Monday, April 04, 2016

"I Found My Secret Calling As An Auctioneer": Community Service Award Recipient Jacqueline Kazil

When a pair of cufflinks in the shape of the Python logo sold for $900, Jacqueline Kazil thought, "We're on to something." The cufflinks were the most coveted item of the PyLadies Auction at PyCon in 2014. So the next year Kazil made a pair of Python socks—"2015 was the year of the sock, in fashion"—and a Python tie. The socks sold for $550. The tie sold for $600 to Jacob Kaplan-Moss, the Django contributor. He tweeted:
Kazil had begun volunteering with the auction in 2013, "at the last minute." By 2015 she stepped up to help collect items and auction them. Her fellow auction coordinator, Lynn Root, says, "She came in and just like, did shit.

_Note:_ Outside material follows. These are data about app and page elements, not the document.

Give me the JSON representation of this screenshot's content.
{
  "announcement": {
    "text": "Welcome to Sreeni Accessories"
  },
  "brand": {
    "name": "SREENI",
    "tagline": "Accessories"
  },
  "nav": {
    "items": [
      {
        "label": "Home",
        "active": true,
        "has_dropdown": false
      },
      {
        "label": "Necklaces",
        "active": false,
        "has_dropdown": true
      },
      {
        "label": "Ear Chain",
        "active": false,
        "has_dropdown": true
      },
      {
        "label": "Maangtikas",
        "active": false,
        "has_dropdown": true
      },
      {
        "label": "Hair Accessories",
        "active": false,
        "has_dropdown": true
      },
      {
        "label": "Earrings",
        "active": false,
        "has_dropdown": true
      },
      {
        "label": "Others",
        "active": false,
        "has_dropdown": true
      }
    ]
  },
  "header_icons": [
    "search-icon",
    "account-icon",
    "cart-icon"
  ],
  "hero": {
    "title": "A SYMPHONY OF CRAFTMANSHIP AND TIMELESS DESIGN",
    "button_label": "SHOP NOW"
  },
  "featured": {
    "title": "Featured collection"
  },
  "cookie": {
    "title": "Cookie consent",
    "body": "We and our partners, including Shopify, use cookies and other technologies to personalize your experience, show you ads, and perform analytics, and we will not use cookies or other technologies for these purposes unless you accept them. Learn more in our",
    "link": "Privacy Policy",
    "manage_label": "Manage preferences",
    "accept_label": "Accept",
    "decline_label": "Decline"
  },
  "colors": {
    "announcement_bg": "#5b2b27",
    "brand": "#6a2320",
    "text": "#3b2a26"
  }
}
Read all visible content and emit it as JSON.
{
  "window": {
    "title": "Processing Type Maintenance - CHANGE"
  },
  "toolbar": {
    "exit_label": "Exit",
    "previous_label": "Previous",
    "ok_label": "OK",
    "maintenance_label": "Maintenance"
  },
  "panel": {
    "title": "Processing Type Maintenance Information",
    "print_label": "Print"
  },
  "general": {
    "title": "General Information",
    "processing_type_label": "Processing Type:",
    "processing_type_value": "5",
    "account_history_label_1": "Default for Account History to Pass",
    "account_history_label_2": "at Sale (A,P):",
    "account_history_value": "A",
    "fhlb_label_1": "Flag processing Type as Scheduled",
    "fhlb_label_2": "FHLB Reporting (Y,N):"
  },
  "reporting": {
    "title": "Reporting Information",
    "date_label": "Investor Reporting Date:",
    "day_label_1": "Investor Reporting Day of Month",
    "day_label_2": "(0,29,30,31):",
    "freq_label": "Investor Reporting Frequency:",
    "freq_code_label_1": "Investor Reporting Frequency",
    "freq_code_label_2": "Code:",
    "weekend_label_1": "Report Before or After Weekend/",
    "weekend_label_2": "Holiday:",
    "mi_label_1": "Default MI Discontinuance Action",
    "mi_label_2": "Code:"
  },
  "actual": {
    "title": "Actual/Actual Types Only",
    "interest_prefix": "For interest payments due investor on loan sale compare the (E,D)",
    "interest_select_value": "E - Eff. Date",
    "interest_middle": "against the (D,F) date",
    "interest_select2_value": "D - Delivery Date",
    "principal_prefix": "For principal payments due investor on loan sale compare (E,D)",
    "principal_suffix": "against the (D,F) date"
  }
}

She was completely on the ball and accomplished what needed to be done."

The thousands of dollars PyLadies raises from the annual auction is spent on scholarships to send women to PyCon. "It lowers the barrier for women to attend," says Kazil. "Not everybody has a company supporting them. I remember when I was working for the government there wasn't that money allocated for sending folks to conferences."

Jackie Kazil is a 2016 recipient of the Python Software Foundation Community Service Award. The Foundation recognizes her contribution to the PyCon PyLadies Auction, and her diligent volunteer effort as chair of the PSF Grants Work Group.

Jackie Kazil

The Grants Work Group ensures that small grant applications are processed promptly in the periods between PSF Board meetings. "We make sure that grants keep flowing," Kazil says. The group also provides diverse perspectives of applications. "Our members are from around the world, and that ensures we have input about cultural factors, costs that we wouldn't think of if we didn't have this global view."

According to Lynn Root, "Jackie is a very genuine and true person who really acts on her passions." Acting on her passions has paid off in a prestigious career: She is president of the board of the Presidential Innovation Fellows Foundation, wrote the Mesa agent-based modeling framework, is a Technical Fellow at Capital One, and recently co-authored with Katharine Jarmul the O'Reilly book Data Wrangling with Python. Kazil says, "Each feeds a different part of what I think is important. The book was created for data people or statisticians who want to learn how to code. The two authors and two editors and two target-audience reviewers were women which I think is kind of cool."

With her Mesa project, Kazil aims to consolidate agent-based modeling techniques in a reusable Python framework. "It's a type of modeling where you have so many independent variables in the system that it would take until the end of time to solve." Mesa also enables researchers to publish browser-based visualizations of their results. "It makes the models reproducible. For example economists and sociologists come from different schools of thought, but if they can 'pip install' something they can work with the same baseline model. Once that baseline is created and accepted, they have the same starting point."

In January Kazil joined Capital One as a member of the Technical Fellows program, where she mentors, teaches, and cultivates the company's engineering culture. She works with Jim Jagielski, co-founder of the Apache Software Foundation and a Distinguished Engineer in the Tech Fellows program, helping to open-source projects from the company. “There's increased focus on open source in the private sector," she says. "You might think, why would I want to go to a bank? But there's a lot of awesome things to work on here."

Despite her accomplishments as a software engineer, Kazil's enthusiasm for the PyLadies auction is undiminished. "I love love love the event. There was a joke going around about how I had found my secret calling. I should be an auctioneer."